=== What the exercise asks ===
Show only those lines of the entries where the string "icon" is found.

------------------------------------------------

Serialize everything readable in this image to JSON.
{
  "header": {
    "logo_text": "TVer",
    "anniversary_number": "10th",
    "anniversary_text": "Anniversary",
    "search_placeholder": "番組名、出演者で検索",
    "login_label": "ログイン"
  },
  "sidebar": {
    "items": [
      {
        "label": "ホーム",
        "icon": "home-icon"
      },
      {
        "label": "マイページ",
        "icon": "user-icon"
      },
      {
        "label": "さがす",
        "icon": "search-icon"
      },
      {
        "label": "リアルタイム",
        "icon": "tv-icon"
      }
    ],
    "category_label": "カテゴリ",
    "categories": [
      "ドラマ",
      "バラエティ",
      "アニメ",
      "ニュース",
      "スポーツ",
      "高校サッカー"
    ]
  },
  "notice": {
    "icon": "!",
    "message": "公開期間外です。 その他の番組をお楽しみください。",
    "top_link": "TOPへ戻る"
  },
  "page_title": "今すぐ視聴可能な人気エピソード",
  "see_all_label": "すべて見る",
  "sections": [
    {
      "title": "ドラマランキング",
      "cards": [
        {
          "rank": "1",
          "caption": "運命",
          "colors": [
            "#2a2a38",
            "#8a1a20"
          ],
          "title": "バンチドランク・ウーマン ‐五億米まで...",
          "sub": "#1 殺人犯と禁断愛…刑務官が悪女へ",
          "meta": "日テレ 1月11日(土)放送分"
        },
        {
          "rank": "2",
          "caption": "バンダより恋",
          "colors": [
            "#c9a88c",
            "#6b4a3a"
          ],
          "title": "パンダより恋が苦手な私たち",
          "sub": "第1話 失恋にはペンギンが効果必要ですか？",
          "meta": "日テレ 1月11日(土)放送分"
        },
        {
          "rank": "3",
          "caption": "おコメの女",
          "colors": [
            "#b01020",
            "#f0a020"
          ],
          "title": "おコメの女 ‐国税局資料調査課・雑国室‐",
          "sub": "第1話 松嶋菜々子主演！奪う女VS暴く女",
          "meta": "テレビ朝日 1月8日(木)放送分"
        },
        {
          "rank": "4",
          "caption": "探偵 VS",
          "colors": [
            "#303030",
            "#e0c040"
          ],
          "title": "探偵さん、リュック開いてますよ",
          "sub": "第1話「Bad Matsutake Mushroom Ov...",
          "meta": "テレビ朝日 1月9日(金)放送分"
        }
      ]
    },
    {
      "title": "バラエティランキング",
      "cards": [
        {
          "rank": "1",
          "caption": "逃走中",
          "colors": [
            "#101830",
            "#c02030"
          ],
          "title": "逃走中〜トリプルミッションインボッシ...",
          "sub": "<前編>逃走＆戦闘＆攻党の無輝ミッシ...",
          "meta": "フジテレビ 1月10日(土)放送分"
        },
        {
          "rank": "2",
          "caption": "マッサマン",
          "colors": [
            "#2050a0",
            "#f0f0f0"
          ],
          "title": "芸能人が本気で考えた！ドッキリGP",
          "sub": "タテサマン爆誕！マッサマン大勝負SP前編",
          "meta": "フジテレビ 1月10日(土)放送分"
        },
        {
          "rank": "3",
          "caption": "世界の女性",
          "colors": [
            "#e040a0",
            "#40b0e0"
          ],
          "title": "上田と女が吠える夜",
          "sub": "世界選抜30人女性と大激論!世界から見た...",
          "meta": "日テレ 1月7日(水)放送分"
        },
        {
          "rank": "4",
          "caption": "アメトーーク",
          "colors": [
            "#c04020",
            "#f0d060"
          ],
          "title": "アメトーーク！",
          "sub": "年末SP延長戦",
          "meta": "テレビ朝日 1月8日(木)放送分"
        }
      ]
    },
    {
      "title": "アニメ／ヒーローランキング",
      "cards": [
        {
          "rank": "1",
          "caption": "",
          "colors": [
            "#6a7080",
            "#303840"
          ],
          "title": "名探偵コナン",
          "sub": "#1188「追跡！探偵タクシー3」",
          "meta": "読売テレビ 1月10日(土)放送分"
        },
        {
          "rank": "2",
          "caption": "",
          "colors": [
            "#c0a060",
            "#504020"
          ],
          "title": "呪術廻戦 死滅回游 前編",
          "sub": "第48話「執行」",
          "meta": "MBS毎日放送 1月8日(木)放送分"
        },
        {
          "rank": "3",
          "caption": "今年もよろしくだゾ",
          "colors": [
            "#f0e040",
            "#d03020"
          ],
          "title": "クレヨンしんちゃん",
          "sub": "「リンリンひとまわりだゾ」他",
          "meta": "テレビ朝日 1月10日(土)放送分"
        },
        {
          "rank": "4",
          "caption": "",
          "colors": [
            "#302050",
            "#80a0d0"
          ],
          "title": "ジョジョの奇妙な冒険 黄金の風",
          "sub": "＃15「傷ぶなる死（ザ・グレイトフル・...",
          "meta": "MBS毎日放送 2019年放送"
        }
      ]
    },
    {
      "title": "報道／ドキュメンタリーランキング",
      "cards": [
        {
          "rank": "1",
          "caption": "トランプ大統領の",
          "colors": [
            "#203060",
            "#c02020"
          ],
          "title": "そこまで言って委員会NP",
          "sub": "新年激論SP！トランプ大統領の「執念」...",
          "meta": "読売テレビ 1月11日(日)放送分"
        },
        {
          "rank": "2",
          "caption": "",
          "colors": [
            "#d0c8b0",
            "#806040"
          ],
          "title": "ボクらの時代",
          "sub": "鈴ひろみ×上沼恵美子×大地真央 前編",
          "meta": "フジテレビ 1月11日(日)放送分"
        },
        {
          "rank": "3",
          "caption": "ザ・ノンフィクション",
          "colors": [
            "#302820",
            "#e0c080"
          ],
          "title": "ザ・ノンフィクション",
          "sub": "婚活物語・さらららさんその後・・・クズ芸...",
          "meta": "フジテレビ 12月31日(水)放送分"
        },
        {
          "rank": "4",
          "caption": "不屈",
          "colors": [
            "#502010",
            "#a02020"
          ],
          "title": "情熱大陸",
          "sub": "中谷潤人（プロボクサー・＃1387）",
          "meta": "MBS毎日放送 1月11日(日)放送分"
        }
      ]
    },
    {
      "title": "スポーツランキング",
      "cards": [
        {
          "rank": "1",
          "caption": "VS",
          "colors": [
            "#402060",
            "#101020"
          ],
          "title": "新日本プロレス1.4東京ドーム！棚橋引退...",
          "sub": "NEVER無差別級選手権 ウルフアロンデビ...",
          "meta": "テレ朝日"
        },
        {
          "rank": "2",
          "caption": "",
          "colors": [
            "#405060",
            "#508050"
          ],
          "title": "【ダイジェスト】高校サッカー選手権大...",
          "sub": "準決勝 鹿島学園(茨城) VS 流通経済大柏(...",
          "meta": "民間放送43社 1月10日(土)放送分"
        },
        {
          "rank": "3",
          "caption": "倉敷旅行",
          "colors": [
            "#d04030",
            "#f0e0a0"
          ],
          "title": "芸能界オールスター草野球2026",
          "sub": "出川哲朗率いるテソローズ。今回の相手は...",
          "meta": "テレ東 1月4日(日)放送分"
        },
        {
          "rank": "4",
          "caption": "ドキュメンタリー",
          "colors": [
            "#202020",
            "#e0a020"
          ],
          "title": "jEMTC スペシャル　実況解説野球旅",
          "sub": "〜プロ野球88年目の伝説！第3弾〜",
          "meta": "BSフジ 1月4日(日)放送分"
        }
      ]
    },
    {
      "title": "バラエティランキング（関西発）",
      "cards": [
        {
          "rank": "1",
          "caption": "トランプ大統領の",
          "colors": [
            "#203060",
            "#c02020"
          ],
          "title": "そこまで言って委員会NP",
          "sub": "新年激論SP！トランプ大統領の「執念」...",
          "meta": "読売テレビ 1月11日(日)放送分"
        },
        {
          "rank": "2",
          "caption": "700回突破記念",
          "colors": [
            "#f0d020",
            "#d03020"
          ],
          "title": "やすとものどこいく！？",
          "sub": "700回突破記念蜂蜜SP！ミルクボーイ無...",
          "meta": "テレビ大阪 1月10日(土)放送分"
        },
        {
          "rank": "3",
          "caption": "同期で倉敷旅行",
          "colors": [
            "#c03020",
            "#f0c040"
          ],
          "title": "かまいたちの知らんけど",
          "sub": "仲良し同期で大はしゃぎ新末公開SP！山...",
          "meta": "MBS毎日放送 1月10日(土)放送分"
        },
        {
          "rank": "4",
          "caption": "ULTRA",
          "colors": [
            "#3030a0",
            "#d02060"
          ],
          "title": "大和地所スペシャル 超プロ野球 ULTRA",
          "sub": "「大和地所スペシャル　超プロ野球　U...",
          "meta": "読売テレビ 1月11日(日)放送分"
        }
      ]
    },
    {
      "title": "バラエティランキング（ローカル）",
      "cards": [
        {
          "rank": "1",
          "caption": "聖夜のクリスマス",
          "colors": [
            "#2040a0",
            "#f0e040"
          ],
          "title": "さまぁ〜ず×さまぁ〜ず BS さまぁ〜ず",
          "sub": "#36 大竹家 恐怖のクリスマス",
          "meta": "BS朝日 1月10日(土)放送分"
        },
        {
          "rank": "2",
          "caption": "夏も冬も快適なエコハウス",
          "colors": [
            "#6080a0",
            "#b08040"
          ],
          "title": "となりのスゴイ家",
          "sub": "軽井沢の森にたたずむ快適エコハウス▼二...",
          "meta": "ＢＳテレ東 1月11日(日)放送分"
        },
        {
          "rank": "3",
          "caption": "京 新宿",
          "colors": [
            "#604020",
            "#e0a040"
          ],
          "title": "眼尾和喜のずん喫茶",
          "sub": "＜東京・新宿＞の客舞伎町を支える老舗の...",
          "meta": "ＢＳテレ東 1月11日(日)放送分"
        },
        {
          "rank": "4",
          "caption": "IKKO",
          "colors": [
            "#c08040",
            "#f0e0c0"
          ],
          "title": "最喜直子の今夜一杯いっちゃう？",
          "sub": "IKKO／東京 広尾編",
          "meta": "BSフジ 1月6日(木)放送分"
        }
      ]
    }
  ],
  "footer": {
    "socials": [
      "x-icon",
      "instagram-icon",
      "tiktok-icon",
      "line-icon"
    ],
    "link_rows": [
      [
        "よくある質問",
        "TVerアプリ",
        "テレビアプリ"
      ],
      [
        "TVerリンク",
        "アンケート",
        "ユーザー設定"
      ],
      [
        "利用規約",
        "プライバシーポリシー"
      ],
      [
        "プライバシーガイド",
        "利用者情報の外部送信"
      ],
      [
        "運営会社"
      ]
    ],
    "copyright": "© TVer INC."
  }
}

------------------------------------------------

=== Response box ===
        "icon": "home-icon"
        "icon": "user-icon"
        "icon": "search-icon"
        "icon": "tv-icon"
    "icon": "!",
      "x-icon",
      "instagram-icon",
      "tiktok-icon",
      "line-icon"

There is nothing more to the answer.